Polyvinylchloride (PVC) is one of the most widely produced plastics in the world and accounts for approximately 70% of new buried water distribution and sanitary sewer pipes being installed in the U.S. and Canada today. With so much more PVC in use today, there are more situations in which pipes can fail. Whether caused by improper installation or manufacturing defects, one of the most common failures – PVC cracking – is a response to stress. There are two types of typical crack formation: ductile and brittle fracture. Ductile fracture is a bulk response of the polymer coupled with yielding. Conversely, brittle fracture is a localized response without yielding. The type of failure and crack formation depends on multiple parameters including the material used and internal vs. external stresses. Proper pipe installation is also very important and minimizes unnecessary stress that can be due to bending or lack of support.
In a recent accident and pipe failure investigation, large diameter PVC pipe used in a water treatment system failed and resulted in significant worker injury. Numerous failure scenarios were proposed by others including water hammer and pressure surges in the PVC system. Our investigations included expert visual observations, microscopic analyses, polymer fractography and spectroscopic and thermal analysis in the inspection of the pipe service conditions, orientation, fracture surfaces, and solvent welds. After carefully piecing together the analytical data and the visual observations, the crack formation story unfolded. We determined that it would have been virtually impossible for water hammer or pressure surges to yield the observed fracture patterns and orientation.

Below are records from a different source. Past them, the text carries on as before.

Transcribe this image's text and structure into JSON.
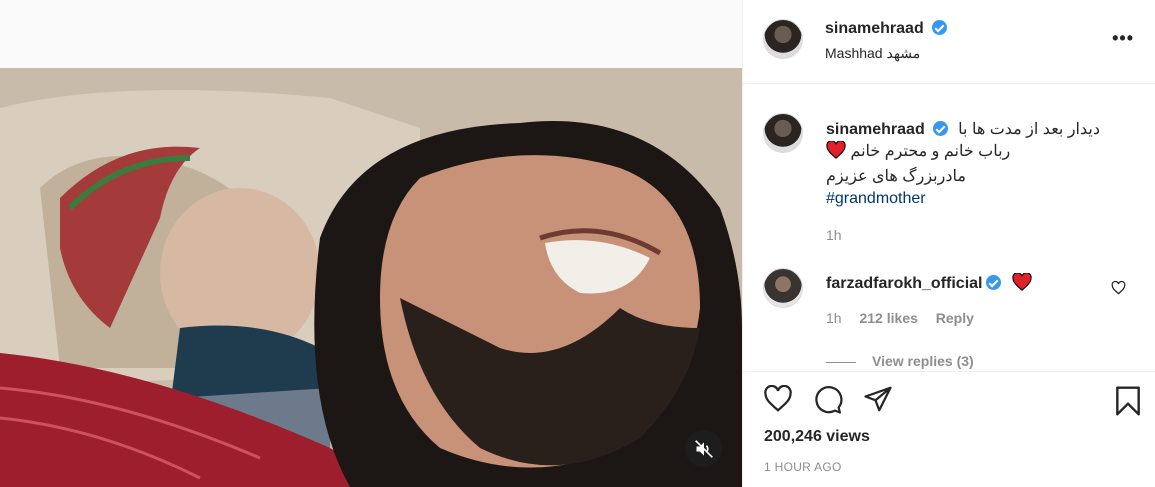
{
  "post": {
    "username": "sinamehraad",
    "location": "Mashhad مشهد",
    "more_icon": "more-icon",
    "caption_lines": [
      "دیدار بعد از مدت ها با",
      "رباب خانم و محترم خانم",
      "مادربزرگ های عزیزم"
    ],
    "hashtag": "#grandmother",
    "caption_time": "1h"
  },
  "comment": {
    "username": "farzadfarokh_official",
    "time": "1h",
    "likes": "212 likes",
    "reply_label": "Reply",
    "view_replies": "View replies (3)"
  },
  "stats": {
    "views": "200,246 views",
    "timeago": "1 HOUR AGO"
  },
  "colors": {
    "verified": "#3897f0",
    "heart": "#ed4956",
    "link": "#00376b",
    "secondary_text": "#8e8e8e"
  }
}
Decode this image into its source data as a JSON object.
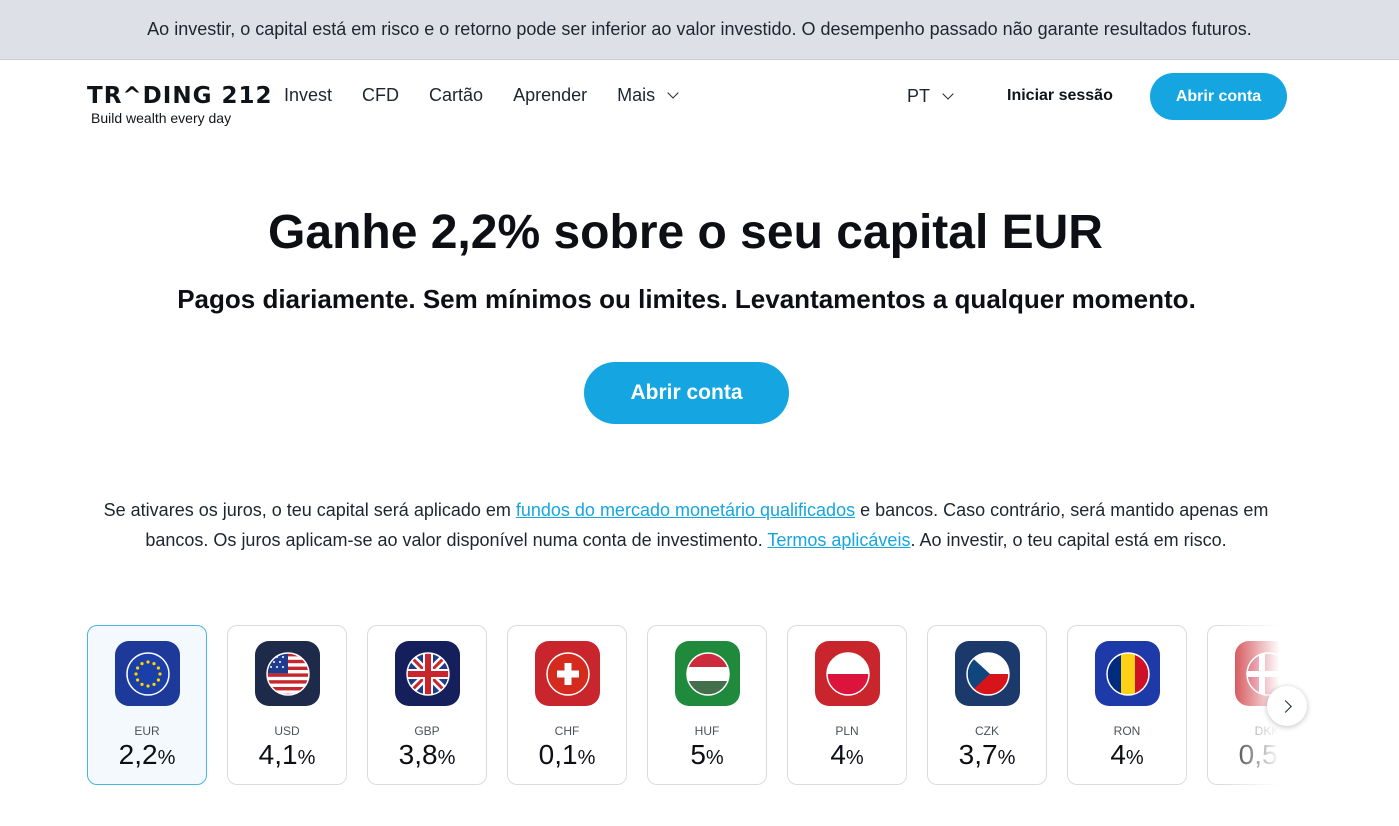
{
  "banner": {
    "text": "Ao investir, o capital está em risco e o retorno pode ser inferior ao valor investido. O desempenho passado não garante resultados futuros."
  },
  "header": {
    "logo": "TR^DING 212",
    "tagline": "Build wealth every day",
    "nav": [
      {
        "label": "Invest"
      },
      {
        "label": "CFD"
      },
      {
        "label": "Cartão"
      },
      {
        "label": "Aprender"
      },
      {
        "label": "Mais"
      }
    ],
    "language": "PT",
    "login": "Iniciar sessão",
    "open_account": "Abrir conta"
  },
  "hero": {
    "title": "Ganhe 2,2% sobre o seu capital EUR",
    "subtitle": "Pagos diariamente. Sem mínimos ou limites. Levantamentos a qualquer momento.",
    "cta": "Abrir conta"
  },
  "disclaimer": {
    "part1": "Se ativares os juros, o teu capital será aplicado em ",
    "link1": "fundos do mercado monetário qualificados",
    "part2": " e bancos. Caso contrário, será mantido apenas em bancos. Os juros aplicam-se ao valor disponível numa conta de investimento. ",
    "link2": "Termos aplicáveis",
    "part3": ". Ao investir, o teu capital está em risco."
  },
  "currencies": [
    {
      "code": "EUR",
      "rate": "2,2",
      "unit": "%",
      "flag": "eu-flag-icon",
      "bg": "#1d3a9a"
    },
    {
      "code": "USD",
      "rate": "4,1",
      "unit": "%",
      "flag": "us-flag-icon",
      "bg": "#1e2a4a"
    },
    {
      "code": "GBP",
      "rate": "3,8",
      "unit": "%",
      "flag": "gb-flag-icon",
      "bg": "#141f5c"
    },
    {
      "code": "CHF",
      "rate": "0,1",
      "unit": "%",
      "flag": "ch-flag-icon",
      "bg": "#c8252c"
    },
    {
      "code": "HUF",
      "rate": "5",
      "unit": "%",
      "flag": "hu-flag-icon",
      "bg": "#1f8a3b"
    },
    {
      "code": "PLN",
      "rate": "4",
      "unit": "%",
      "flag": "pl-flag-icon",
      "bg": "#c8252c"
    },
    {
      "code": "CZK",
      "rate": "3,7",
      "unit": "%",
      "flag": "cz-flag-icon",
      "bg": "#1b3a6b"
    },
    {
      "code": "RON",
      "rate": "4",
      "unit": "%",
      "flag": "ro-flag-icon",
      "bg": "#1e3aa8"
    },
    {
      "code": "DKK",
      "rate": "0,5",
      "unit": "%",
      "flag": "dk-flag-icon",
      "bg": "#c8252c"
    }
  ],
  "colors": {
    "accent": "#15a6e1",
    "banner_bg": "#dde1e7"
  }
}
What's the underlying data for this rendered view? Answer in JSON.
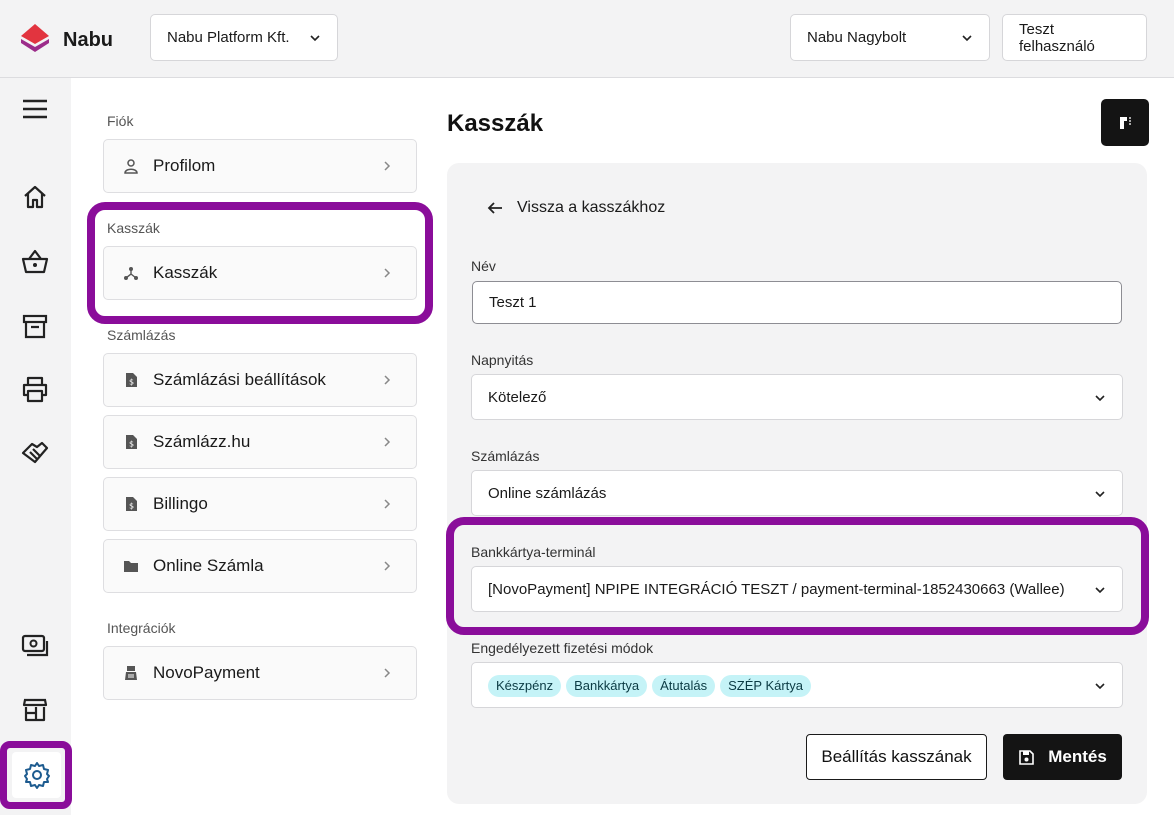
{
  "header": {
    "app_name": "Nabu",
    "company_select": "Nabu Platform Kft.",
    "store_select": "Nabu Nagybolt",
    "user_button": "Teszt felhasználó",
    "brand_colors": {
      "logo_top": "#e2343f",
      "logo_bottom": "#9c2c8a"
    }
  },
  "rail": {
    "items": [
      "menu-icon",
      "home-icon",
      "basket-icon",
      "archive-icon",
      "printer-icon",
      "handshake-icon",
      "cash-icon",
      "store-icon",
      "settings-icon"
    ],
    "active": "settings-icon"
  },
  "settings_nav": {
    "sections": [
      {
        "label": "Fiók",
        "items": [
          {
            "label": "Profilom",
            "icon": "user-icon"
          }
        ]
      },
      {
        "label": "Kasszák",
        "items": [
          {
            "label": "Kasszák",
            "icon": "fork-icon"
          }
        ]
      },
      {
        "label": "Számlázás",
        "items": [
          {
            "label": "Számlázási beállítások",
            "icon": "invoice-icon"
          },
          {
            "label": "Számlázz.hu",
            "icon": "invoice-icon"
          },
          {
            "label": "Billingo",
            "icon": "invoice-icon"
          },
          {
            "label": "Online Számla",
            "icon": "folder-icon"
          }
        ]
      },
      {
        "label": "Integrációk",
        "items": [
          {
            "label": "NovoPayment",
            "icon": "terminal-icon"
          }
        ]
      }
    ]
  },
  "main": {
    "title": "Kasszák",
    "back_link": "Vissza a kasszákhoz",
    "form": {
      "name_label": "Név",
      "name_value": "Teszt 1",
      "day_open_label": "Napnyitás",
      "day_open_value": "Kötelező",
      "billing_label": "Számlázás",
      "billing_value": "Online számlázás",
      "terminal_label": "Bankkártya-terminál",
      "terminal_value": "[NovoPayment] NPIPE INTEGRÁCIÓ TESZT / payment-terminal-1852430663 (Wallee)",
      "payment_methods_label": "Engedélyezett fizetési módok",
      "payment_methods": [
        "Készpénz",
        "Bankkártya",
        "Átutalás",
        "SZÉP Kártya"
      ]
    },
    "buttons": {
      "secondary": "Beállítás kasszának",
      "primary": "Mentés"
    }
  },
  "colors": {
    "highlight": "#8a0d9a",
    "chip_bg": "#c5f3f7",
    "accent_icon": "#1d5b8f"
  }
}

The pipe failure was a result of poor PVC installation practices which caused significant external stresses on the pipe by using it as a load bearing structural component in the water treatment system.